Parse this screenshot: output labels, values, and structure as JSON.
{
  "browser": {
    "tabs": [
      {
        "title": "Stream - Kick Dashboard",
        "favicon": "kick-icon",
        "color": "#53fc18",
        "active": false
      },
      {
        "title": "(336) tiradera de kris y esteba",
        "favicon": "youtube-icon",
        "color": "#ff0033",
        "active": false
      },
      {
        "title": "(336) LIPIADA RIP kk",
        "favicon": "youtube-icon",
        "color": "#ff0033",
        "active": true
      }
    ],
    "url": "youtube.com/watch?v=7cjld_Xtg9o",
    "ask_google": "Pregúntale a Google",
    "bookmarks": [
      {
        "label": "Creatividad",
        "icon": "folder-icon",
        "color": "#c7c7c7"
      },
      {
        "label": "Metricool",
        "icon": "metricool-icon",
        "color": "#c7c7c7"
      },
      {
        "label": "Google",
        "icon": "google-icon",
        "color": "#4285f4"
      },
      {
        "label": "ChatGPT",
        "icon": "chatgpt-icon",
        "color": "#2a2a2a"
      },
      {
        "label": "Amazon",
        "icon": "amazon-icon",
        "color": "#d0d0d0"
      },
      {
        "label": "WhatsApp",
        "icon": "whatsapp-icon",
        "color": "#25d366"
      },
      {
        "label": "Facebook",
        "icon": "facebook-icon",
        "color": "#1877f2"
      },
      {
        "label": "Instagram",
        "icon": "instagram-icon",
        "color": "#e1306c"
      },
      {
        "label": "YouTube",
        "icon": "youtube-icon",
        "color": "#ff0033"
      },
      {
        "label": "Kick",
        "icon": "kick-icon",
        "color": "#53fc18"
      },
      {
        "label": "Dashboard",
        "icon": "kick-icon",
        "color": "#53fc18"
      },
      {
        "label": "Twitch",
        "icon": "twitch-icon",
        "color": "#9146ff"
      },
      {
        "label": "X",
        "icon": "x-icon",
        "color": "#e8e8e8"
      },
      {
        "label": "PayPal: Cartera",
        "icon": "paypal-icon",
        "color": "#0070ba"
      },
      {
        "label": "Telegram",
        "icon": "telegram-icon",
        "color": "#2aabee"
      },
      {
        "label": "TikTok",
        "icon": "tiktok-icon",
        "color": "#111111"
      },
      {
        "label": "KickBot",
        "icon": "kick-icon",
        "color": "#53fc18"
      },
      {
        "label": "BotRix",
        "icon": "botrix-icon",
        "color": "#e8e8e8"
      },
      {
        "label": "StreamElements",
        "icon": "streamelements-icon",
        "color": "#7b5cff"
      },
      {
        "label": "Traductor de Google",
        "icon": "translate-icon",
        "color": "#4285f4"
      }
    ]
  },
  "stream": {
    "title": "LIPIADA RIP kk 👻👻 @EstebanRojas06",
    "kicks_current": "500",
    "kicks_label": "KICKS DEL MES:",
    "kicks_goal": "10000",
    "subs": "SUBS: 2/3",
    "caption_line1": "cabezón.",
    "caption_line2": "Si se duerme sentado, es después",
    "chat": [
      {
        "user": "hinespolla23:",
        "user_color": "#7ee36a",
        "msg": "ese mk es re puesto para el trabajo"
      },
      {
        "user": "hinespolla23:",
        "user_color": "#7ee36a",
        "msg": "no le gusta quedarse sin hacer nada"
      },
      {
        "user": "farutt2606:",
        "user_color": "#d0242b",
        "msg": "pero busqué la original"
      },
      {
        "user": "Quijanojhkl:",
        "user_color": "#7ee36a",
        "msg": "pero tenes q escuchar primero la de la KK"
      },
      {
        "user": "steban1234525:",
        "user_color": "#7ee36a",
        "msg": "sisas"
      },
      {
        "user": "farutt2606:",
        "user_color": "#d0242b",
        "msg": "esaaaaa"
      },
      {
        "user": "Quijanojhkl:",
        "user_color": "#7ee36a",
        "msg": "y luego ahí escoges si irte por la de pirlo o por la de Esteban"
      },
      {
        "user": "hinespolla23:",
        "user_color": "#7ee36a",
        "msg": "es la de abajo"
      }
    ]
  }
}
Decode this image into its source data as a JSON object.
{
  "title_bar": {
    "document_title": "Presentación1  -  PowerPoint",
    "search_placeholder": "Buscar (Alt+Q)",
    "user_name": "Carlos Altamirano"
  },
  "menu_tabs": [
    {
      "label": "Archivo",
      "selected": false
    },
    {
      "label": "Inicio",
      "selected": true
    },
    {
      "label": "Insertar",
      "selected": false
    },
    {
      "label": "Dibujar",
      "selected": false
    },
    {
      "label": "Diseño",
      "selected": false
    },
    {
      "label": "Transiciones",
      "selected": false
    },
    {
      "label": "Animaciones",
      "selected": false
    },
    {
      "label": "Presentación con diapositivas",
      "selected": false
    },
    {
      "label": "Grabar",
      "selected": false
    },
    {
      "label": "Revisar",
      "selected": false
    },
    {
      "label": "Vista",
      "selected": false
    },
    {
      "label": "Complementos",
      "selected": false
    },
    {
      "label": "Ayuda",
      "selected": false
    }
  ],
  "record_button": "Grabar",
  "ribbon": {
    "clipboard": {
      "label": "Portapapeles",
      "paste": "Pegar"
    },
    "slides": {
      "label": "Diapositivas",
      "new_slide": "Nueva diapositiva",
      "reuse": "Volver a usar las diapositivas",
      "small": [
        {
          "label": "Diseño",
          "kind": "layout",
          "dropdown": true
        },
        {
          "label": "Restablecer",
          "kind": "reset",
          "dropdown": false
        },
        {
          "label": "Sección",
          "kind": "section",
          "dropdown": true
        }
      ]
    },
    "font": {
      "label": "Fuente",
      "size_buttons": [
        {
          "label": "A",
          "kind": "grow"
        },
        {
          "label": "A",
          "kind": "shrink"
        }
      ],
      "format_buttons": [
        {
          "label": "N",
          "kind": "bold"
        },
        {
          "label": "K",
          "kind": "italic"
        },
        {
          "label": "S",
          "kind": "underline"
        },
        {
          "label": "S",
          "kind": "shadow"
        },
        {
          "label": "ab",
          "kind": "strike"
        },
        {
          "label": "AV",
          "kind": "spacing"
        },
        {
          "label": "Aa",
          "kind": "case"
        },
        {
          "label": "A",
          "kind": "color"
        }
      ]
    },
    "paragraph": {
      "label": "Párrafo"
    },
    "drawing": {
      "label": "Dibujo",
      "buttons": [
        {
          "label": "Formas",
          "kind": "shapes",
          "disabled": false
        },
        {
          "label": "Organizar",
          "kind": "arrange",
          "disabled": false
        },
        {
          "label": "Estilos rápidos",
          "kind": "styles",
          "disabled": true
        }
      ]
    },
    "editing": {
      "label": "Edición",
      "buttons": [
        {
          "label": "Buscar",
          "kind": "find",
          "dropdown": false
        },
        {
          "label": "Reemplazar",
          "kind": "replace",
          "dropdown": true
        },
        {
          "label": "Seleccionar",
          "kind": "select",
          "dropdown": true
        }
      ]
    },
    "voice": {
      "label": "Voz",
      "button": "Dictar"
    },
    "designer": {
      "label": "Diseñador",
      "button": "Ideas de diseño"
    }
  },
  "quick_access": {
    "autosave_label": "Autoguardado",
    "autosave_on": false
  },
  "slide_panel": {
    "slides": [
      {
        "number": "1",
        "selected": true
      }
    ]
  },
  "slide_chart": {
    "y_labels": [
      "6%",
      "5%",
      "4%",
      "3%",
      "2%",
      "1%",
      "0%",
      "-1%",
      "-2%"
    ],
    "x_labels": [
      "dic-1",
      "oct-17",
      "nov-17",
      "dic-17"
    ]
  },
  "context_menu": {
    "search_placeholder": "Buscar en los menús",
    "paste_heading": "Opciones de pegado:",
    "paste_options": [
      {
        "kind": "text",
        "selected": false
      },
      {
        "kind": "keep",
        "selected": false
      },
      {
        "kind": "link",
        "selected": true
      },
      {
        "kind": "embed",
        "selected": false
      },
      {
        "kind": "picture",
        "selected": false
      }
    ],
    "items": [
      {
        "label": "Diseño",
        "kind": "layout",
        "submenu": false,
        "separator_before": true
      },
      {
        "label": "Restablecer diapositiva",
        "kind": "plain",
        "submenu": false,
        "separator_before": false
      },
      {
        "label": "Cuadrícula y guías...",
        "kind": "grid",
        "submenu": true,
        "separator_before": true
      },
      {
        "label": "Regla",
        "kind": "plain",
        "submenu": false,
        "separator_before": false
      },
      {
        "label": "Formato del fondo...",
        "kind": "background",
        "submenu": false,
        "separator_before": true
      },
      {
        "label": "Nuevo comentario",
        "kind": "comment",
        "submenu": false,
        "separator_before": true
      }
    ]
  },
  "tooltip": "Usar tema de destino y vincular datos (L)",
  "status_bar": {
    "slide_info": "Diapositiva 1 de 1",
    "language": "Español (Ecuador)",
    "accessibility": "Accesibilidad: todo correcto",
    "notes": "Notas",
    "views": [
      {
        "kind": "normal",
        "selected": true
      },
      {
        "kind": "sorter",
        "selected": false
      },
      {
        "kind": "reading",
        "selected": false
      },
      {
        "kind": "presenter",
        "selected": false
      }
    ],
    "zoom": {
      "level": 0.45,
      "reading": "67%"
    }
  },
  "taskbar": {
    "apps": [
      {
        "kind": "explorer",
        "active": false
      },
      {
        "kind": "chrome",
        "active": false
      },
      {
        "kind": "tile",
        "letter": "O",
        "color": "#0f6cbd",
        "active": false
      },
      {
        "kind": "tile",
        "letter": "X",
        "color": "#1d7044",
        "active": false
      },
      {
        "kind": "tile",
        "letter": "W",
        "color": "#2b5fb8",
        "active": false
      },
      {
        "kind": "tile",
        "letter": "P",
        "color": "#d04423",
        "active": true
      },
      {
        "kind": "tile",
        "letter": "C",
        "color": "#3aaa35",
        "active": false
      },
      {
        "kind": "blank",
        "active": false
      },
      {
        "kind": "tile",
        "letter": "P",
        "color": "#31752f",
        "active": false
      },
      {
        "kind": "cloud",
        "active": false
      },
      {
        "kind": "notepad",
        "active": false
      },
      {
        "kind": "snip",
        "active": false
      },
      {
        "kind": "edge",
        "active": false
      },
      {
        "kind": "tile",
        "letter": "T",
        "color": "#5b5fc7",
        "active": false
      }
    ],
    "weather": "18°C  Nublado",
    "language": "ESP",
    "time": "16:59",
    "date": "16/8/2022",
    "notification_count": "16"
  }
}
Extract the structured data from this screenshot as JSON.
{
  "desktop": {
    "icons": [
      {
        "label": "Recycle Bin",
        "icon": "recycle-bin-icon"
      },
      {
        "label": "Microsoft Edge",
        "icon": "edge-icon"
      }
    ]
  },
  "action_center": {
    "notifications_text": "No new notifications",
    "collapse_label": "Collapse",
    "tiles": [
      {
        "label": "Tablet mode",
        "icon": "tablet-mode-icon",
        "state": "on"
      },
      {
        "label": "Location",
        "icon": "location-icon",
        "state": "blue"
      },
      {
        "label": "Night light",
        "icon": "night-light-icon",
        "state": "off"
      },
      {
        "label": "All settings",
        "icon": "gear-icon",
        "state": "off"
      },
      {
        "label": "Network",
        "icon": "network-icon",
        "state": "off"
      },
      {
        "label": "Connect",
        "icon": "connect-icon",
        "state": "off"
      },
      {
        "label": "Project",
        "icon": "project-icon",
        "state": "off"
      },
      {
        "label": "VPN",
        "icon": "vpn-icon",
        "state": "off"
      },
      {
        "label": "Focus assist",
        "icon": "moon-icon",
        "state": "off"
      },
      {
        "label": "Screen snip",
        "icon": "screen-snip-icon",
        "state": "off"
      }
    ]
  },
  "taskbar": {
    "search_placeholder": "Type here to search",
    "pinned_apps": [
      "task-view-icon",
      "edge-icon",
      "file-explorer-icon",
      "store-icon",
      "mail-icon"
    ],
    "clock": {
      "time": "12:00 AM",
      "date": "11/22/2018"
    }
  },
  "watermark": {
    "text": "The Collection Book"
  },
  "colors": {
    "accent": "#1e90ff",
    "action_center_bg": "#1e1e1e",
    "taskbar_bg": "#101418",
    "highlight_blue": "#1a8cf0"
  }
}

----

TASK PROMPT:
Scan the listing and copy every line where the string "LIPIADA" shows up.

REPLY:
        "title": "(336) LIPIADA RIP kk",
    "title": "LIPIADA RIP kk 👻👻 @EstebanRojas06",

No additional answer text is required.